To uphold preservation ethics and standards effectively, libraries rely on established frameworks that provide guidance for decision-making processes. These frameworks encompass various aspects, including collection management policies, access restrictions, funding allocations, and collaborations with other institutions or professionals specializing in conservation. The adoption of such frameworks ensures consistent practices across different libraries, facilitating collaboration and knowledge sharing within the preservation community.
The following bullet points highlight key factors related to preservation ethics:
- Respect for cultural diversity: Preservation efforts should consider diverse perspectives and cultural sensitivities associated with materials from different regions or communities.
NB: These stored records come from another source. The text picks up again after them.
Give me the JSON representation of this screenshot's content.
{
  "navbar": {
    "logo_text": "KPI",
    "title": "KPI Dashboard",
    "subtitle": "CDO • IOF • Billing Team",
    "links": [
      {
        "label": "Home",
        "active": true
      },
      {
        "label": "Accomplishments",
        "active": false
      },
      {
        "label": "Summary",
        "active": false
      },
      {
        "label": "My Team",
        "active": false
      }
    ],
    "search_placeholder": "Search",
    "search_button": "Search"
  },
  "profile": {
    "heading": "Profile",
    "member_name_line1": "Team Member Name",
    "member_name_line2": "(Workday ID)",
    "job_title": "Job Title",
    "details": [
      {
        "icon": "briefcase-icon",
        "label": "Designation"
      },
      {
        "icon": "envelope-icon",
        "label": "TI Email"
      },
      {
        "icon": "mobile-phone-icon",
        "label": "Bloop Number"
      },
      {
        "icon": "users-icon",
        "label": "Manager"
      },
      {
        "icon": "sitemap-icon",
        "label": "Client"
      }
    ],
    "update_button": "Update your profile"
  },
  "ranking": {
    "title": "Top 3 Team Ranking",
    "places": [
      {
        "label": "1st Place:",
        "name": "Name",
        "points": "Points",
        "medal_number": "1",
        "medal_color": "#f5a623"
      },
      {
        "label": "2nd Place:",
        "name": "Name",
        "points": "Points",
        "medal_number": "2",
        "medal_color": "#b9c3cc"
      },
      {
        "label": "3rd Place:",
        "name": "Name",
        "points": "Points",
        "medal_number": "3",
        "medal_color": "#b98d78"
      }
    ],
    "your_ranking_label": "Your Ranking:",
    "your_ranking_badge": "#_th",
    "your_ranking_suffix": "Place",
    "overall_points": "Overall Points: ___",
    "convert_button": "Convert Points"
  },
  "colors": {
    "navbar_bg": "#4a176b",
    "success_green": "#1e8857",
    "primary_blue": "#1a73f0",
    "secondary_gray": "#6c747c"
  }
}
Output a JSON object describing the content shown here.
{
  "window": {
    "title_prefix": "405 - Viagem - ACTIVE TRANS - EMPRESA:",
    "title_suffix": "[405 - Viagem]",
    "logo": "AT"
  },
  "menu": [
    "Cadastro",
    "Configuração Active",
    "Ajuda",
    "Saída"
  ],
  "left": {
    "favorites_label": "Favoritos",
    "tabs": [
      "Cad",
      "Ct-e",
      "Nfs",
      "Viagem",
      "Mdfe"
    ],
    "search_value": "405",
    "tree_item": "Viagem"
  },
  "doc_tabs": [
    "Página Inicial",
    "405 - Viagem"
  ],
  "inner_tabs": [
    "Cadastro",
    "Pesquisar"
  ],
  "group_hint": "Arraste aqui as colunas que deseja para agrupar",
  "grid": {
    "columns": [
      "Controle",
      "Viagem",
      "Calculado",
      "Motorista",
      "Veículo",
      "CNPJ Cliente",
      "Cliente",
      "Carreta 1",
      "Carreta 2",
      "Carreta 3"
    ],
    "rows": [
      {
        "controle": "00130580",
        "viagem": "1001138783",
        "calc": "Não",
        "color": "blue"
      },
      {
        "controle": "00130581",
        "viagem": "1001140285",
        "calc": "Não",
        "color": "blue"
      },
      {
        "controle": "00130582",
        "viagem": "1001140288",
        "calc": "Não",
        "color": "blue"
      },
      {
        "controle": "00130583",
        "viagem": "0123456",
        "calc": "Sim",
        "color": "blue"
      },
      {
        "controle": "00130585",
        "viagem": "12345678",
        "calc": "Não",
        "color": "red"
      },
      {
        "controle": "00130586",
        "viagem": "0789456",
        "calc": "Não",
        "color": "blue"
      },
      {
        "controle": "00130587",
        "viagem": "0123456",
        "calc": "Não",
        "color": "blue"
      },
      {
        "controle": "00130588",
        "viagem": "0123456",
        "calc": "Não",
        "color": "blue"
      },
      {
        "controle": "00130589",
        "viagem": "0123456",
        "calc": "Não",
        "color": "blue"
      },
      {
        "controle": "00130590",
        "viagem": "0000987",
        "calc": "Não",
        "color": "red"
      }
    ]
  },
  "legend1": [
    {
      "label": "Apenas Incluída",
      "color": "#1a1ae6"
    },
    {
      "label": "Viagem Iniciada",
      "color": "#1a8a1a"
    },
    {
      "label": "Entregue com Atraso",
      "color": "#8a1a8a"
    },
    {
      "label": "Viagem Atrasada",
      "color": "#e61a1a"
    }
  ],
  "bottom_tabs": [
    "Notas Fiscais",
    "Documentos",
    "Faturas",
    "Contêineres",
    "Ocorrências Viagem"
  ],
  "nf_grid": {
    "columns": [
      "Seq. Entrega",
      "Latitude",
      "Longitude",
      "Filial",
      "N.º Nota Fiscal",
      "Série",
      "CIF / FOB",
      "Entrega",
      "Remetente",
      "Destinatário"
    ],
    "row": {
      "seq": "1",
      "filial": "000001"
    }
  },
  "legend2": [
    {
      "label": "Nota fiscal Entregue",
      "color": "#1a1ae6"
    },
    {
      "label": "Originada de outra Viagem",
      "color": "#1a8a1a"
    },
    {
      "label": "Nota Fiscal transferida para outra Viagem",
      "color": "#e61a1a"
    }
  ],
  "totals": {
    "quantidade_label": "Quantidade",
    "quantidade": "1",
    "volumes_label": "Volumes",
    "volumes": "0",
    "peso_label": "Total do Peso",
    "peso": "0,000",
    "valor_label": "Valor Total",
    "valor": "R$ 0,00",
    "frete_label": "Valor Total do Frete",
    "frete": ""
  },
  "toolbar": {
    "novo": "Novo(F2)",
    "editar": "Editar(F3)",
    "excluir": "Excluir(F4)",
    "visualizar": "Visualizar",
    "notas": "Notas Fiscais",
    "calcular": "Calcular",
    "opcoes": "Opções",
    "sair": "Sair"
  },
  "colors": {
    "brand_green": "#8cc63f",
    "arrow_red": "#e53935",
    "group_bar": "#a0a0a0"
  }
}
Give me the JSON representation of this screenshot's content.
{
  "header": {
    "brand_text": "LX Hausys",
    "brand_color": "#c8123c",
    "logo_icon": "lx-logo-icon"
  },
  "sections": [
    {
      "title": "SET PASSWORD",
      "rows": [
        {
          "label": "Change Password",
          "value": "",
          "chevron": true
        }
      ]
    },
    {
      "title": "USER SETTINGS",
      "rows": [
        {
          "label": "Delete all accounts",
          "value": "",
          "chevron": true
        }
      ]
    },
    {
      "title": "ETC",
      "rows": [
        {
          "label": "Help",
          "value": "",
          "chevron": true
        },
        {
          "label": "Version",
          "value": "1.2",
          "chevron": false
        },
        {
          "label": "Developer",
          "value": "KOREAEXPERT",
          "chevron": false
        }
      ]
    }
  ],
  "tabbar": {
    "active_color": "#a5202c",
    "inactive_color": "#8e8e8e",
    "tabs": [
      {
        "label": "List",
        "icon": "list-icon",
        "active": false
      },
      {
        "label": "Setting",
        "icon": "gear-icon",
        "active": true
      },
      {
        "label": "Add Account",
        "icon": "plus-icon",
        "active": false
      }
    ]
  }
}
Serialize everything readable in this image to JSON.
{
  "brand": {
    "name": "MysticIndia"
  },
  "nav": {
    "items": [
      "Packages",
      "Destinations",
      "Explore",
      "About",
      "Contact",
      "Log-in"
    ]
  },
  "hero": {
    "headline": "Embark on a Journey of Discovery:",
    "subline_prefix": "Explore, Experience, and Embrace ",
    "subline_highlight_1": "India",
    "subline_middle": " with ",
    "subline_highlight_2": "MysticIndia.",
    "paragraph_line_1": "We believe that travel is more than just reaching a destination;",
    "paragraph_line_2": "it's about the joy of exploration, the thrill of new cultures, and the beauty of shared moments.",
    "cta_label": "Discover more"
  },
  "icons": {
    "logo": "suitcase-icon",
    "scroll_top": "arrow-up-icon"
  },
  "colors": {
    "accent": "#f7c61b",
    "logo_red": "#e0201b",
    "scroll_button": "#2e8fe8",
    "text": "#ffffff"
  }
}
- Accessibility: Balancing access requirements with preservation needs allows for responsible stewardship without compromising users’ ability to engage with library resources.
- Environmental impact: Libraries strive to adopt sustainable practices by minimizing energy consumption, utilizing environmentally friendly materials, and promoting awareness of environmental concerns among staff members.
- Professional development: Continuous training programs enable librarians to stay up-to-date with emerging technologies, best practices in conservation techniques, and evolving ethical considerations.
Furthermore,the table below illustrates some common challenges faced by libraries in preserving their collections along with strategies employed to overcome them:
|Climate control||Installing HVAC systems|
|Pest infestations||Regular inspections|
|Aging infrastructure||Renovation or relocation plans|
|Limited funding||Grant applications and fundraising|
By adhering to preservation ethics and standards, libraries can ensure the long-term survival of their collections while maintaining accessibility for present and future generations. Through frameworks that guide decision-making processes and strategies employed to overcome common challenges, librarians strive to preserve our shared cultural heritage in a responsible and sustainable manner.
(Note: The next section ‘Future Trends in Preservation’ will follow.)